Bebe Glazer at it's best! ;)

cadavra said...

I once wanted to hire an actor friend for a small role in a picture (replacing someone who was suddenly called back to his recurring role on a TV series). His agent started making all sorts of absurd demands, from top billing to prominent placement on the key art. Fortunately, my friend told her to stop fucking around and close the deal. They argued quite a bit, but eventually she gave in. I wish more actors had the cojones to do that.

Mark said...

Actually the real problem with bringing up the unfortunate Mr. Bobbitt is that in this scenario you were the knife-ee and not the knife-er, meaning you don't get much revenge that way...

XJill said...

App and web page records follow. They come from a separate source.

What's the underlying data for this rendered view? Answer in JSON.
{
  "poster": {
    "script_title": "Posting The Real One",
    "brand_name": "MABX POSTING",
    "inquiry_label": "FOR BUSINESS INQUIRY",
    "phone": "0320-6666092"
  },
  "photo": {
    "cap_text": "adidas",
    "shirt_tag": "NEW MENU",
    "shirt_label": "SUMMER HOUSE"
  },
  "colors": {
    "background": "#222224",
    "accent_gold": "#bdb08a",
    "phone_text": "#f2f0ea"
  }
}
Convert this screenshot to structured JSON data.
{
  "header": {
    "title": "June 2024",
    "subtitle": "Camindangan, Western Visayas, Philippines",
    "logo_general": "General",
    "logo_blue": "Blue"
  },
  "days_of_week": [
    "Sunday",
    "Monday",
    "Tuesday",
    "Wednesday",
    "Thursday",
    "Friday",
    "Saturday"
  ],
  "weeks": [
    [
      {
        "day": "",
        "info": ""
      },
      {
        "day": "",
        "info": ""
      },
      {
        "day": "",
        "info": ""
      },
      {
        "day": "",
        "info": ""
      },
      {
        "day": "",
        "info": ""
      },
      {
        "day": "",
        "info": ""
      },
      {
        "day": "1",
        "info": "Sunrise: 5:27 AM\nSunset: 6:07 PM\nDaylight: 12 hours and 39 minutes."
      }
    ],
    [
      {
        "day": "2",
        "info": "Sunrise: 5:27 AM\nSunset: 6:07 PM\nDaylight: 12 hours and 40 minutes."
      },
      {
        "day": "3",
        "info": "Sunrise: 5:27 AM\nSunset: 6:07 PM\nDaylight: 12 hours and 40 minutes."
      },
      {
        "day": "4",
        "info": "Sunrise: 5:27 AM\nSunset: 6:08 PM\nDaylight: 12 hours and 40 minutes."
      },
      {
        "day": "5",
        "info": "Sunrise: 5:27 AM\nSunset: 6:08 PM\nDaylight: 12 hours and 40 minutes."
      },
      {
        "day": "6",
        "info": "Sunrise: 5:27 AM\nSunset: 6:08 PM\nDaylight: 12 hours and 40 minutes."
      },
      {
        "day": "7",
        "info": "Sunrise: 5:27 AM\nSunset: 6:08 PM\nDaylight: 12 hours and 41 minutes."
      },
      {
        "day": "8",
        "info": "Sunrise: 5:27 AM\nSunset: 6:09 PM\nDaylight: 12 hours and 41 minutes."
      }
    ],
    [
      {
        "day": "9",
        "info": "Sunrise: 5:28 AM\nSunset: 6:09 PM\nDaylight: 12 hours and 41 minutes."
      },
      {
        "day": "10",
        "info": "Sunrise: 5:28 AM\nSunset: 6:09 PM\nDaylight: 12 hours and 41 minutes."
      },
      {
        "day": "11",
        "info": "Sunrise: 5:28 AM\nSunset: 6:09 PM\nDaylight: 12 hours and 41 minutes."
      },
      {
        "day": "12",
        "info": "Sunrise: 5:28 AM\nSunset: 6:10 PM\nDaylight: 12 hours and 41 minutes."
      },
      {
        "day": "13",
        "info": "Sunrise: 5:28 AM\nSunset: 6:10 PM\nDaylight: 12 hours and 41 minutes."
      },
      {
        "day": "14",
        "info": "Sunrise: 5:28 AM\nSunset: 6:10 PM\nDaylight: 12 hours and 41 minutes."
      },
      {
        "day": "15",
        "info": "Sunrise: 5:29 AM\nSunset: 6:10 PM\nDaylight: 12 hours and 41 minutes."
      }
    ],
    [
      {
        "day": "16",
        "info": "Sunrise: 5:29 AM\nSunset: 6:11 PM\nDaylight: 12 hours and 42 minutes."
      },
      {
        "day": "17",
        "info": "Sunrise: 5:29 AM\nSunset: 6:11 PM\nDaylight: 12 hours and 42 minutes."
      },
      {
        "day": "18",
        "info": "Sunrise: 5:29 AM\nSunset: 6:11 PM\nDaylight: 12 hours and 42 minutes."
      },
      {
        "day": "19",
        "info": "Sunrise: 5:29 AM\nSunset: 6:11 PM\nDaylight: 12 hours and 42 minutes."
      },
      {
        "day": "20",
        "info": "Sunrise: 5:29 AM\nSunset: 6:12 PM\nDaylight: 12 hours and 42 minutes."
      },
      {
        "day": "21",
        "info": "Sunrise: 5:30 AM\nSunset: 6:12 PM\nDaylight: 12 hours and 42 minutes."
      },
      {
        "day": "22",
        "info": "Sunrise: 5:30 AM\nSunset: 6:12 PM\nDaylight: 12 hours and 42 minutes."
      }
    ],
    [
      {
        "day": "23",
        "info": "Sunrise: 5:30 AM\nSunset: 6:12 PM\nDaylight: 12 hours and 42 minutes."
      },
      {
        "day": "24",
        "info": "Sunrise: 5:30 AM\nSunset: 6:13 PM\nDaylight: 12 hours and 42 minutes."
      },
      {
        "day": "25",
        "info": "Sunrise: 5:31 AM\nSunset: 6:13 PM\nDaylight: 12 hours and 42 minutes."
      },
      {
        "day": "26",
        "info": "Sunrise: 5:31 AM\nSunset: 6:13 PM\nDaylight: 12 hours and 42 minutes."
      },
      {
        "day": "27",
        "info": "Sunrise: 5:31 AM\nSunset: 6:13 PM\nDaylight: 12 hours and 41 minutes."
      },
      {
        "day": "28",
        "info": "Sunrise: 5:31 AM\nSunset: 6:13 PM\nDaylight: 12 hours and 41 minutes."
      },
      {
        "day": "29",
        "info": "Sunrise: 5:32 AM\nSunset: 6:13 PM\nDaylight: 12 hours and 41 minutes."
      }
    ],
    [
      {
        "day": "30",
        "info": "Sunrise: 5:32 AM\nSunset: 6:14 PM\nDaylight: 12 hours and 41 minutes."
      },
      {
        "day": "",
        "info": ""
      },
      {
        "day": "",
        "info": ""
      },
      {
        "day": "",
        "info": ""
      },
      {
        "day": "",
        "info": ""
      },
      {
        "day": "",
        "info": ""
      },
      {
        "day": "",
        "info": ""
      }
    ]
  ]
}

@ Rob From Amersfoort - yes, Ari on Entorage is based on Ari Emanuel - a very real person.